**DESCRIPTION OF THE TASK:** Each entry listed below should be reproduced word for word.

(Items from an interface collection)
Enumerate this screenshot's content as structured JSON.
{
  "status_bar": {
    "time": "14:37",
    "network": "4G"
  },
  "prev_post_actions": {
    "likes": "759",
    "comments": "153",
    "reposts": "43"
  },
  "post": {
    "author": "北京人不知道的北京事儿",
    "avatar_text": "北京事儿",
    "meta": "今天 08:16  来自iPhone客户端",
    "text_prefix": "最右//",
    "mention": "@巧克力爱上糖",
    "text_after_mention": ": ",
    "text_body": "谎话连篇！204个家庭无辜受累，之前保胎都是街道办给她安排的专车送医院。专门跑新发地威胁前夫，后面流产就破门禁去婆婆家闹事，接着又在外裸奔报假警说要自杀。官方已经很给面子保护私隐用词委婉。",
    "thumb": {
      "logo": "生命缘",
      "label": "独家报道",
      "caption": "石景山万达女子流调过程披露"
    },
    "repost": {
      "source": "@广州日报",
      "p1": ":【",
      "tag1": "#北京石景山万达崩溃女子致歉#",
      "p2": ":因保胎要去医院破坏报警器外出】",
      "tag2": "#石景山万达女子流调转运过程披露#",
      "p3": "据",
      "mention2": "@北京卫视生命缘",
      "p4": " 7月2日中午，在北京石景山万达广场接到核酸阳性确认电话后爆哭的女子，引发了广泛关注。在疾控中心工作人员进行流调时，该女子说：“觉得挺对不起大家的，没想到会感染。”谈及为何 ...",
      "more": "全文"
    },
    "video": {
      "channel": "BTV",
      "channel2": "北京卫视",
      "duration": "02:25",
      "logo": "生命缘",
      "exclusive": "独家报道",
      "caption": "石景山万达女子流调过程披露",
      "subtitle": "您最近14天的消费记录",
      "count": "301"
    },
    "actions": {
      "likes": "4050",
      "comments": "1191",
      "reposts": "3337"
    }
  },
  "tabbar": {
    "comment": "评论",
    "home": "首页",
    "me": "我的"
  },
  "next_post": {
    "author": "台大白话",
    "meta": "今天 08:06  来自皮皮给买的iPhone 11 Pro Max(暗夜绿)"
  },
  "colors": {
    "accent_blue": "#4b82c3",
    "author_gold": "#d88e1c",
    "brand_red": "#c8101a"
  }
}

**RESPONSE BELOW:**
Enumerate this screenshot's content as structured JSON.
{
  "status_bar": {
    "time": "14:37",
    "network": "4G"
  },
  "prev_post_actions": {
    "likes": "759",
    "comments": "153",
    "reposts": "43"
  },
  "post": {
    "author": "北京人不知道的北京事儿",
    "avatar_text": "北京事儿",
    "meta": "今天 08:16  来自iPhone客户端",
    "text_prefix": "最右//",
    "mention": "@巧克力爱上糖",
    "text_after_mention": ": ",
    "text_body": "谎话连篇！204个家庭无辜受累，之前保胎都是街道办给她安排的专车送医院。专门跑新发地威胁前夫，后面流产就破门禁去婆婆家闹事，接着又在外裸奔报假警说要自杀。官方已经很给面子保护私隐用词委婉。",
    "thumb": {
      "logo": "生命缘",
      "label": "独家报道",
      "caption": "石景山万达女子流调过程披露"
    },
    "repost": {
      "source": "@广州日报",
      "p1": ":【",
      "tag1": "#北京石景山万达崩溃女子致歉#",
      "p2": ":因保胎要去医院破坏报警器外出】",
      "tag2": "#石景山万达女子流调转运过程披露#",
      "p3": "据",
      "mention2": "@北京卫视生命缘",
      "p4": " 7月2日中午，在北京石景山万达广场接到核酸阳性确认电话后爆哭的女子，引发了广泛关注。在疾控中心工作人员进行流调时，该女子说：“觉得挺对不起大家的，没想到会感染。”谈及为何 ...",
      "more": "全文"
    },
    "video": {
      "channel": "BTV",
      "channel2": "北京卫视",
      "duration": "02:25",
      "logo": "生命缘",
      "exclusive": "独家报道",
      "caption": "石景山万达女子流调过程披露",
      "subtitle": "您最近14天的消费记录",
      "count": "301"
    },
    "actions": {
      "likes": "4050",
      "comments": "1191",
      "reposts": "3337"
    }
  },
  "tabbar": {
    "comment": "评论",
    "home": "首页",
    "me": "我的"
  },
  "next_post": {
    "author": "台大白话",
    "meta": "今天 08:06  来自皮皮给买的iPhone 11 Pro Max(暗夜绿)"
  },
  "colors": {
    "accent_blue": "#4b82c3",
    "author_gold": "#d88e1c",
    "brand_red": "#c8101a"
  }
}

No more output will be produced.